The distinction, as such, must be in the communal nature of this study. The call, as such, must be for a recognition of a distinction in the subject matter as it is understood within its communal nature. Such a distinction may begin with identifying the distinctions in law between the Noachide Code and the Code of 613 mitzvot applicable to Jews, specifically in matters that overlap. This would be, for example, in regard to such matters as the justice system, the definition of marriage, the opposing directive in regard to Shabbat observance. One would also have to consider the many matters, such the honouring of parents, which are part of the Torah legal code but not part of the Noachide Code although of ethical value to Noachides as well. Then one may also want to consider the chukkot which are part of the Torah Code but have no standing in the Noachide Code. 

All these distinctions in details would then seem to point to some inherent distinction in the very nature and purpose of the two codes. In that God's Law for humanity presents a distinction between Jews and Non-Jews even in its very purpose -- although, obviously, still sharing much similarity in purpose - the contention would be that this recognition of distinction in purpose must also affect how one studies Torah. Non-Jews are thus called upon to study Torah, especially in the areas applicable to  them, with the consideration of God's Law for Non-Jews. This may not have much effect in most matters of Torah study but this distinction would explain what is meant by the Torah -- embodying the Code of 613 mitzvot -- is to be recognized as the distinctive inheritance of the Jewish People.

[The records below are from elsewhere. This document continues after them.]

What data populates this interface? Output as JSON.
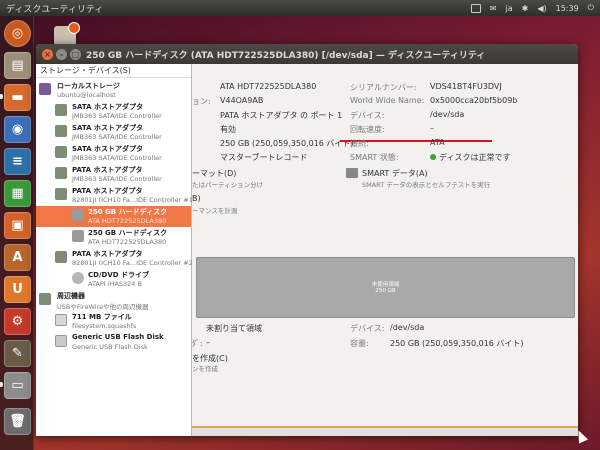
{
  "top_panel": {
    "title": "ディスクユーティリティ",
    "keyboard": "ja",
    "time": "15:39"
  },
  "launcher": {
    "items": [
      "dash-icon",
      "files-icon",
      "folder-icon",
      "firefox-icon",
      "writer-icon",
      "calc-icon",
      "impress-icon",
      "software-center-icon",
      "ubuntu-one-icon",
      "settings-icon",
      "gimp-icon",
      "disk-utility-icon",
      "trash-icon"
    ]
  },
  "window": {
    "title": "250 GB ハードディスク (ATA HDT722525DLA380) [/dev/sda] — ディスクユーティリティ"
  },
  "sidebar": {
    "header": "ストレージ・デバイス(S)",
    "items": [
      {
        "title": "ローカルストレージ",
        "subtitle": "ubuntu@localhost"
      },
      {
        "title": "SATA ホストアダプタ",
        "subtitle": "JMB363 SATA/IDE Controller"
      },
      {
        "title": "SATA ホストアダプタ",
        "subtitle": "JMB363 SATA/IDE Controller"
      },
      {
        "title": "SATA ホストアダプタ",
        "subtitle": "JMB363 SATA/IDE Controller"
      },
      {
        "title": "PATA ホストアダプタ",
        "subtitle": "JMB363 SATA/IDE Controller"
      },
      {
        "title": "PATA ホストアダプタ",
        "subtitle": "82801JI (ICH10 Fa...IDE Controller #1"
      },
      {
        "title": "250 GB ハードディスク",
        "subtitle": "ATA HDT722525DLA380"
      },
      {
        "title": "250 GB ハードディスク",
        "subtitle": "ATA HDT722525DLA380"
      },
      {
        "title": "PATA ホストアダプタ",
        "subtitle": "82801JI (ICH10 Fa...IDE Controller #2"
      },
      {
        "title": "CD/DVD ドライブ",
        "subtitle": "ATAPI iHAS324 B"
      },
      {
        "title": "周辺機器",
        "subtitle": "USBやFireWireや他の周辺機器"
      },
      {
        "title": "711 MB ファイル",
        "subtitle": "filesystem.squashfs"
      },
      {
        "title": "Generic USB Flash Disk",
        "subtitle": "Generic USB Flash Disk"
      }
    ]
  },
  "drive": {
    "model_value": "ATA HDT722525DLA380",
    "firmware_label": "ョン:",
    "firmware_value": "V44OA9AB",
    "location_value": "PATA ホストアダプタ の ポート 1",
    "removable_value": "有効",
    "capacity_value": "250 GB (250,059,350,016 バイト)",
    "partitioning_value": "マスターブートレコード",
    "serial_label": "シリアルナンバー:",
    "serial_value": "VDS41BT4FU3DVJ",
    "wwn_label": "World Wide Name:",
    "wwn_value": "0x5000cca20bf5b09b",
    "device_label": "デバイス:",
    "device_value": "/dev/sda",
    "rotation_label": "回転速度:",
    "rotation_value": "–",
    "connection_label": "接続:",
    "connection_value": "ATA",
    "smart_label": "SMART 状態:",
    "smart_value": "ディスクは正常です"
  },
  "actions": {
    "format_label": "ーマット(D)",
    "format_desc": "たはパーティション分け",
    "smart_data_label": "SMART データ(A)",
    "smart_data_desc": "SMART データの表示とセルフテストを実行",
    "benchmark_label": "B)",
    "benchmark_desc": "ーマンスを計測"
  },
  "volume_bar": {
    "label": "未使用領域",
    "size": "250 GB"
  },
  "volume": {
    "name": "未割り当て領域",
    "type_label": "ﾀﾞ:",
    "type_value": "–",
    "device_label": "デバイス:",
    "device_value": "/dev/sda",
    "capacity_label": "容量:",
    "capacity_value": "250 GB (250,059,350,016 バイト)",
    "create_label": "を作成(C)",
    "create_desc": "ンを作成"
  }
}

I recognize that I have not really voiced an opinion of what this distinction in purpose is. I leave this to the reader to continue this study. I did hint to this, however, in the Insight in that Torah is not simply a legal code but presents the basic elements for the creation of a good society and civilization. Jews are not just to be good citizens they are to be partners with God in shaping this world. This is a study on a different level.

Rabbi Ben Hecht